Work task: What is needed is an exact copy of the entries, with the pictures excluded.

Supplied data:

= Beginning of Section =

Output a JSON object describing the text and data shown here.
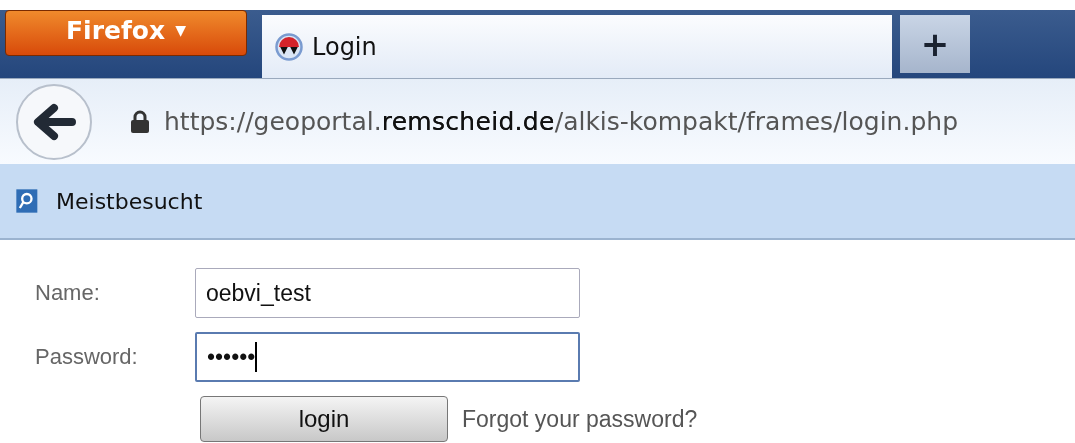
{
  "app_menu": {
    "label": "Firefox",
    "caret": "▼"
  },
  "tabs": [
    {
      "title": "Login",
      "selected": true
    }
  ],
  "new_tab": {
    "label": "+"
  },
  "address_bar": {
    "url": "https://geoportal.**remscheid.de**/alkis-kompakt/frames/login.php",
    "secure": true
  },
  "bookmarks_bar": {
    "items": [
      {
        "label": "Meistbesucht"
      }
    ]
  },
  "login_form": {
    "fields": [
      {
        "label": "Name:",
        "value": "oebvi_test",
        "focused": false
      },
      {
        "label": "Password:",
        "value": "••••••",
        "focused": true
      }
    ],
    "button": "login",
    "link": "Forgot your password?"
  }
}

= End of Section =

Result for this exercise:
Output a JSON object describing the text and data shown here.
{
  "app_menu": {
    "label": "Firefox",
    "caret": "▼"
  },
  "tabs": [
    {
      "title": "Login",
      "selected": true
    }
  ],
  "new_tab": {
    "label": "+"
  },
  "address_bar": {
    "url": "https://geoportal.**remscheid.de**/alkis-kompakt/frames/login.php",
    "secure": true
  },
  "bookmarks_bar": {
    "items": [
      {
        "label": "Meistbesucht"
      }
    ]
  },
  "login_form": {
    "fields": [
      {
        "label": "Name:",
        "value": "oebvi_test",
        "focused": false
      },
      {
        "label": "Password:",
        "value": "••••••",
        "focused": true
      }
    ],
    "button": "login",
    "link": "Forgot your password?"
  }
}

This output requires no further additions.